  • Topic: Defense Policy, Economics, Military Strategy, Military Affairs, Cybersecurity, Military Spending
  • Political Geography: United States of America, North America , Washington, D.C.
  • Author: Nikolay Kozhanov
  • Publication Date: 03-2017
  • Content Type: Working Paper
  • Institution: Center for Transatlantic Relations
  • Abstract: This paper is part of CTR's Working Paper Series: "Russia and the West: Reality Check." The current level of Russian presence in the Middle East is unprecedented for the region since the fall of the Soviet Union. Records of diplomatic and political contacts show increased exchange of multilevel delegations between Russia and the main regional countries. After 2012, Moscow has attempted to cultivate deeper involvement in regional issues and to establish contacts with forces in the Middle East which it considers as legitimate. Moreover, on September 30, 2015, Russia launched air strikes against Syrian groupings fighting against the regime of Bashar al-Assad. Before that time, Russia had tried to avoid any fully-fledged involvement in the military conflicts in the region. It was also the first time when it adopted an American military strategy by putting the main accent on the use of air power instead of ground forces. Under these circumstances, the turmoil in the Middle East, which poses a political and security challenge to the EU and United States, makes it crucial to know whether Russia could be a reliable partner in helping the West to stabilize the region or whether, on the contrary, Moscow will play the role of a troublemaker.

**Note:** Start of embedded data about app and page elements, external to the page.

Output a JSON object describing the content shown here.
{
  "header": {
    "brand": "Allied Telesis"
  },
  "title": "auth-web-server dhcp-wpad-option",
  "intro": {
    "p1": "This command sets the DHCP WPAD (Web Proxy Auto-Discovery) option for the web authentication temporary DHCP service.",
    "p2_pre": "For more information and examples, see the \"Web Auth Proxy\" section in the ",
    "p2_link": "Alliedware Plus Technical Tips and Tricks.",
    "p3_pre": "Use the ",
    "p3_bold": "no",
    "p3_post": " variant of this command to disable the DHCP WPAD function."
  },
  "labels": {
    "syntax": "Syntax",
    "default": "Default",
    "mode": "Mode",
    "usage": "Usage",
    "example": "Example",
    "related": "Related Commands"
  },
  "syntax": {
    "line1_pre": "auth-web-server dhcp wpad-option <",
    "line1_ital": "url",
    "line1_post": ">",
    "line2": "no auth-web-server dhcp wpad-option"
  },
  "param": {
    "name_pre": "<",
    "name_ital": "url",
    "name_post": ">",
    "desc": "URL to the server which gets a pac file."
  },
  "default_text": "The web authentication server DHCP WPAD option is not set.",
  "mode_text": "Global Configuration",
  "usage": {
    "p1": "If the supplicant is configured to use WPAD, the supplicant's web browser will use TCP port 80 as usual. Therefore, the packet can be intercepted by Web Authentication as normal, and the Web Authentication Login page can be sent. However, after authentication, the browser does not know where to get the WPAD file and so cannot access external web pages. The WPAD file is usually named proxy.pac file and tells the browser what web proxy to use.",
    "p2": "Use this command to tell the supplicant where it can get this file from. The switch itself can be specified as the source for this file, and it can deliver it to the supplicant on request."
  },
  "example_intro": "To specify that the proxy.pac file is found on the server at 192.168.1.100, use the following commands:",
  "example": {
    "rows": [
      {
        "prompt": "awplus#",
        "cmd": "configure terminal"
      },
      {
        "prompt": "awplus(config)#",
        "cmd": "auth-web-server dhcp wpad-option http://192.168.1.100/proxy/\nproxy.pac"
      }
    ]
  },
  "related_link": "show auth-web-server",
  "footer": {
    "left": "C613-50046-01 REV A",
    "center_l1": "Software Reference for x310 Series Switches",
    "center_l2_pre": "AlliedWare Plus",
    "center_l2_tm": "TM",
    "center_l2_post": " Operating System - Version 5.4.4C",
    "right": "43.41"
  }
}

  • Topic: Foreign Policy, Diplomacy, Military Strategy, Military Intervention, Syrian War
  • Political Geography: Russia, Iran, Middle East, Israel, Libya, Palestine, Syria, Egypt, United States of America, European Union, Gulf Cooperation Council